Blight Issues Impacting Swing Bridge Project; City Asks Bank To Clean It Up
City of Douglas officials say they are holding talks with the bank that is currently in possession of the luxury development called The Board Walk at Swing Bridge.
The city asserts it is a legal responsibility of the property owner - which is Macatawa Bank at this time as the property is under a judicial foreclosure - to maintain the interior of the property as well as the public boardwalk in front of it.
The issue was discussed at Monday night’s meeting when council members asked Douglas City Manager Bill LeFevere to provide an update on the property.
Council members also expressed concern that the property continues to have blight issues, including with increasing geese excrement on the public boardwalk, a public benefit gained through a 2009 legal agreement between the city and developer Tom Scott.
“They (representatives from Macatawa Bank) told me they had assigned a company to do that (clear the boardwalk),” said LeFevere, referring to a meeting he had with the bank about two weeks ago.
“We told them the entire property needs to be maintained.”
The development remains unfinished and has had no visible construction activity onsite for some two years now.
With weeds growing everywhere and the conspicuous carcass of a basement foundation, Douglas Mayor Pro Tem Martha Hoexter noted that it was hard to believe anyone would want to reside there.
Currently, one or sometimes two cars can be seen parked in one of the driveways of the formerly planned 16 residential units.
The uncompleted project is now going through judicial foreclosure, meaning the mortgaged property is under the auspices of a court. The proceeds of the sale will first go to satisfy the mortgage, then to satisfy other lien holders and finally to the borrower, which in this case is Scott.
By going through a judicial foreclosure, the bank and/or other possible lenders assure themselves they are proceeding carefully so as to include all affected parties in the case.

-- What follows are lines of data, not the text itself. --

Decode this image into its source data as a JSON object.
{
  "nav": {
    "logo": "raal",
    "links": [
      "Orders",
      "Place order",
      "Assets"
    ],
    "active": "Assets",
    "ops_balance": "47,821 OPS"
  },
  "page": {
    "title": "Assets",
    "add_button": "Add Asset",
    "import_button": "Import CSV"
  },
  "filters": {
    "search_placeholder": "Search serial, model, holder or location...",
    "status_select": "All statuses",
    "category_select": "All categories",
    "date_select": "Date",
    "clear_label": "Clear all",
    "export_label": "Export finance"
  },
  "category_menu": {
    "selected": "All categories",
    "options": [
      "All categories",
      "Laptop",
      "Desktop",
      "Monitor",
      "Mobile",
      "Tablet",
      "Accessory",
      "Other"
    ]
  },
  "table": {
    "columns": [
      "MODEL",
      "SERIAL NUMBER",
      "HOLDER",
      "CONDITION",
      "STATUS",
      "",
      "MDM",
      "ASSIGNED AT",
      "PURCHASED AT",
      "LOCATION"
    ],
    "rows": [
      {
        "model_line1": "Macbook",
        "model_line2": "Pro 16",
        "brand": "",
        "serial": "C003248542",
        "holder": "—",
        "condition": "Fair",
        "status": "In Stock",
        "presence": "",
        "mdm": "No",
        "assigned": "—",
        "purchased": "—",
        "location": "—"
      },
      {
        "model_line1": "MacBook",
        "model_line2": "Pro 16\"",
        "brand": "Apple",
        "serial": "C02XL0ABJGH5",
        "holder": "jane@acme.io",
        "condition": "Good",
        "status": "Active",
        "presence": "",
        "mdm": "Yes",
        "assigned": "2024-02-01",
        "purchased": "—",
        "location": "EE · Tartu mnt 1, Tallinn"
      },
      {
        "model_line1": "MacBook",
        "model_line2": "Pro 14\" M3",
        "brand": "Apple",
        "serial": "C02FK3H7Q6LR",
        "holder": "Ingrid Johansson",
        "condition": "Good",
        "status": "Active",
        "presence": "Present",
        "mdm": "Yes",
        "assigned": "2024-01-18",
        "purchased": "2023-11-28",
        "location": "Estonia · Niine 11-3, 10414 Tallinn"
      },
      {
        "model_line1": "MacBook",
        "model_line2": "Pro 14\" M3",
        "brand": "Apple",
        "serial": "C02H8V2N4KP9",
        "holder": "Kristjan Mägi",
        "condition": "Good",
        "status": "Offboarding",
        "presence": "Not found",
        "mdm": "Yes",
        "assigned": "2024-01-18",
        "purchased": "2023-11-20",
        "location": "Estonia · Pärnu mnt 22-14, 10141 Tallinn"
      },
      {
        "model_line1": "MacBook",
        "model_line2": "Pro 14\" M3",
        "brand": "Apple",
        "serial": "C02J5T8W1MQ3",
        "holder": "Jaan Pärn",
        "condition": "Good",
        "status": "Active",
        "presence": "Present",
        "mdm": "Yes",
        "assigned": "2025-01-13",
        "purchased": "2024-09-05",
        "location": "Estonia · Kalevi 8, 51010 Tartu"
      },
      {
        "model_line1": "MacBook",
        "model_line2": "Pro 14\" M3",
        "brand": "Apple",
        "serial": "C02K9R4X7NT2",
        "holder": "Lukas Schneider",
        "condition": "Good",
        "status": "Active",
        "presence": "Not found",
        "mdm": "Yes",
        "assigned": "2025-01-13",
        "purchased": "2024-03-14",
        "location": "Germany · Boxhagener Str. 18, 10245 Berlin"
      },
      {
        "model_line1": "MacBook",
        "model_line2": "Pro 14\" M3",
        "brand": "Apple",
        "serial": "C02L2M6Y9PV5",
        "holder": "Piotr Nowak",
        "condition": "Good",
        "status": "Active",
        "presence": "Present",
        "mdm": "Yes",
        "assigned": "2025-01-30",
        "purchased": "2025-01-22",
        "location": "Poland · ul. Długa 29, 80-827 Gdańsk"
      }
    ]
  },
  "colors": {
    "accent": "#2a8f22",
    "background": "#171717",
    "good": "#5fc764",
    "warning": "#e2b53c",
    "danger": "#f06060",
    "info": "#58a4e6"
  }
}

This legal process does grant Scott a “redemption period” through which the developer can regain possession of the property if he can prove to be financially able to continue with the project. The redeeming period ends on November 15, according to LeFevere.
City officials say they do not know the status of the developer as it relates to the property and his relationship to the bank.
Scott did not return calls from The Local Observer for comment about the matter.